Aruba Today reports that the Dutch Caribbean Nature Alliance (DCNA) has released a Pandemic Response Management Letter that will serve as a blueprint for the Dutch Caribbean Park Management Organizations to recognize, respond to and protect their staff and visitors to protected areas against current and potential pandemic outbreaks. The Management Letter outlines suggested protocols for social distancing, sanitation, and other ways to respond to emergency situations related to health emergencies.
2020 has been an interesting year, with the world facing unprecedented challenges between the affects [sic] of climate change and the global pandemic caused by the Novel Corona Virus and the COVID-19 disease it causes. These issues have brought to light the need for a rigorous emergency response plan which Park Management Organizations can use in order to safeguard their staff and visitors which may visit the protected areas they manage. With this in mind DCNA has just released its Pandemic Response Management Letter to serve as a framework for each Park Management Organization to design their own, tailored emergency response plan.
COVID-19 has been unique in how widespread and devastating the infection has been. The uncertainty surrounding this virus has led to the need for social distancing and minimization of travel. This drop in tourism has been difficult, especially for the Dutch Caribbean. Interactions between the public and staff of Park Management Organizations varies between the six Dutch Caribbean islands, however, with the implementation of safety protocols and procedures, risks can be minimized.
The Pandemic Response Management Letter will provide each island with the tools needed to properly recognize and respond in emergency situations. Each outbreak will have its own unique set of conditions, so the guidelines provided will need to be tailored appropriately. The key to an effective response is for a timely acknowledgment of the problem and to react as swiftly and efficiently as possible.

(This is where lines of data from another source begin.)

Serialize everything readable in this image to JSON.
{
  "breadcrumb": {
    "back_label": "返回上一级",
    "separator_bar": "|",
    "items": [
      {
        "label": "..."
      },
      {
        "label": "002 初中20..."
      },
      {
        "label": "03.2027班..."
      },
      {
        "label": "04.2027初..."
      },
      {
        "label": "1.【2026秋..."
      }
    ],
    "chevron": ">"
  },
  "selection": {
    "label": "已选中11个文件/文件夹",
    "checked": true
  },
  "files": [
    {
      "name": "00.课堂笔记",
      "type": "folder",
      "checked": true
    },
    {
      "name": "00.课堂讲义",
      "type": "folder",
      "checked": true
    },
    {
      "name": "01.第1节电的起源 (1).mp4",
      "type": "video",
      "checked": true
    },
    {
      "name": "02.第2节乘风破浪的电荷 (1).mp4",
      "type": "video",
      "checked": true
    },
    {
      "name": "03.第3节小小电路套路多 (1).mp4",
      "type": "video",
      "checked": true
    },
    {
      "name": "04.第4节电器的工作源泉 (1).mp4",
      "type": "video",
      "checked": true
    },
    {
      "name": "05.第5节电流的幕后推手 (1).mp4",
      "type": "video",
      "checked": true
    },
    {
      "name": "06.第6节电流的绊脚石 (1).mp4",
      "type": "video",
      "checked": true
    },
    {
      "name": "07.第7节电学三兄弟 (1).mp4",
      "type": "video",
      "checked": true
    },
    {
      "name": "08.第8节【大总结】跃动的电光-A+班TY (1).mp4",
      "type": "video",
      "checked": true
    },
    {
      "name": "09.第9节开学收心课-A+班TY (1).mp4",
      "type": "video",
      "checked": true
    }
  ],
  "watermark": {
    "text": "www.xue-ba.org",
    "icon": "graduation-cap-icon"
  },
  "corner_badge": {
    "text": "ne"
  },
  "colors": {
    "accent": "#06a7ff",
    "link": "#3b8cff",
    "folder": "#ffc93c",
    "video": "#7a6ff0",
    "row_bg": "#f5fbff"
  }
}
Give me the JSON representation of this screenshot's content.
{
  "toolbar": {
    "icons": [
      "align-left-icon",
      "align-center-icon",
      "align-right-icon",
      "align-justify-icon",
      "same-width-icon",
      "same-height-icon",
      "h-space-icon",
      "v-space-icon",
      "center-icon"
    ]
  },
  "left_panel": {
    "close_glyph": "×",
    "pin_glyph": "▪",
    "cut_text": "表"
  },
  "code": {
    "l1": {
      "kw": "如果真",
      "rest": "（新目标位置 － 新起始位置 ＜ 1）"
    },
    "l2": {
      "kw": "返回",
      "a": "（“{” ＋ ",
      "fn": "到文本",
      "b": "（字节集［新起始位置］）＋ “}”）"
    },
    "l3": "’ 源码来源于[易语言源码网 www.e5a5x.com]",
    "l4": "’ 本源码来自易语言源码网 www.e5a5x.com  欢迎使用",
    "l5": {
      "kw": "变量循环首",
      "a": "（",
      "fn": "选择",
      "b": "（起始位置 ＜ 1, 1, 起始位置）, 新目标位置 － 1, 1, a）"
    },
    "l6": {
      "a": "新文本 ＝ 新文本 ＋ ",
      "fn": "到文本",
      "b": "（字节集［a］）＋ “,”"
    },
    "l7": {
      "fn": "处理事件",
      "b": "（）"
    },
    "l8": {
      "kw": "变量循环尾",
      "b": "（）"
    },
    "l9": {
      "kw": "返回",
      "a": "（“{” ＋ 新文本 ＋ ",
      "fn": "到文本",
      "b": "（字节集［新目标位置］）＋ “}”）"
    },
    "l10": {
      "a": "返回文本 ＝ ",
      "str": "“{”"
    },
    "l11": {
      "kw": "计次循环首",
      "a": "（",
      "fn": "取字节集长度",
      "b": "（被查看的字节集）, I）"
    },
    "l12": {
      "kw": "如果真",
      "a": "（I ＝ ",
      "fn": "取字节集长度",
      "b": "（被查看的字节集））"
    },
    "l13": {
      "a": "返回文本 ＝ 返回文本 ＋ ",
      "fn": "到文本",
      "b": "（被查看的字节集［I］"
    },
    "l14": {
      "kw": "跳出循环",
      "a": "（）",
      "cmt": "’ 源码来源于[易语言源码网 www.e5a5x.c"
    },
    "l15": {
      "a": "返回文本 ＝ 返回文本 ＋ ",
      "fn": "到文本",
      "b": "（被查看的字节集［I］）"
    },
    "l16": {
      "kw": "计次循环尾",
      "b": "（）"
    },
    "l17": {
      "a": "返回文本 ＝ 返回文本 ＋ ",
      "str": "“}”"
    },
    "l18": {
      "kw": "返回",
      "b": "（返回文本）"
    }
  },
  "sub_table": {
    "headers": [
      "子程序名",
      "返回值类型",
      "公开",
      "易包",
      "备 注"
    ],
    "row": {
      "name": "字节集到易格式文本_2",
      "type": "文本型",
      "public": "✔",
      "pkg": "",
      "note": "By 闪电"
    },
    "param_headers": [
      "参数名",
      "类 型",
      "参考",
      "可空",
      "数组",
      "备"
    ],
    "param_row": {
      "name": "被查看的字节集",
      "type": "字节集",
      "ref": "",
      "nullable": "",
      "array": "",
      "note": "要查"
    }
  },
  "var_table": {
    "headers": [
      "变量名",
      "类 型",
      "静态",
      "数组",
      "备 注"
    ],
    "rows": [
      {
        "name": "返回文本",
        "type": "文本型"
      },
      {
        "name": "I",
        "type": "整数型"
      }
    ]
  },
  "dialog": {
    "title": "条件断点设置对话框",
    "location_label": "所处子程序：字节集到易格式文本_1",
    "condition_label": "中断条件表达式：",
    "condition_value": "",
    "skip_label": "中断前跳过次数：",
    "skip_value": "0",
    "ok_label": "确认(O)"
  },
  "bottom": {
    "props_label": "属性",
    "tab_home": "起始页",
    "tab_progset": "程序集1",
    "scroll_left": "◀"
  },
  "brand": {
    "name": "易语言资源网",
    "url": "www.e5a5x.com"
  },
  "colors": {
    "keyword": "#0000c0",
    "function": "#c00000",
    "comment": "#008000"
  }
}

The objective of creating an emergency response plan is to ensure that Park Management Organizations on all six Dutch Caribbean islands are comfortable recognizing issues and reacting appropriately, especially under pressure. With pandemics, time is often the most important factor with an immediate response potentially saving lives and limiting the spread of a contagion. The blueprints of a pandemic response can also be useful in a variety of other emergency situations so having clear, well thought out protocols can be an important asset in both current and future emergency response.
Exchanging knowledge and experiences between the nature parks of the Dutch Caribbean is very valuable and one of the ways DCNA is assisting to strengthen their activities. Together as a network Park Management Organizations are stronger in the common goal of safeguarding nature in the Dutch Caribbean. Lessons learned by the parks have been incorporated within Pandemic Response Management.
It is recommended that each Park Management Organization take these recommendations into consideration and use them to draft a plan more specific to their situation. Pandemic preparedness is not a quick process as it will require careful planning between all stakeholders and will involve community buy in. Therefore, it is also important to promote community involvement to optimize local knowledge, expertise, resources and networks.
To stay up to date on this and various other activities related to nature conservation in the Dutch Caribbean please follow along on the websites and social media accounts for your local national park authorities as well as DCNA. When in doubt, please don’t hesitate to contact your local park authority for the latest updates.
For more information, please find the full report here: https://www.dcnanature.org/wp-content/uploads/2020/09/DCNA-PandemicResponse.pdf. See the original article at Aruba Today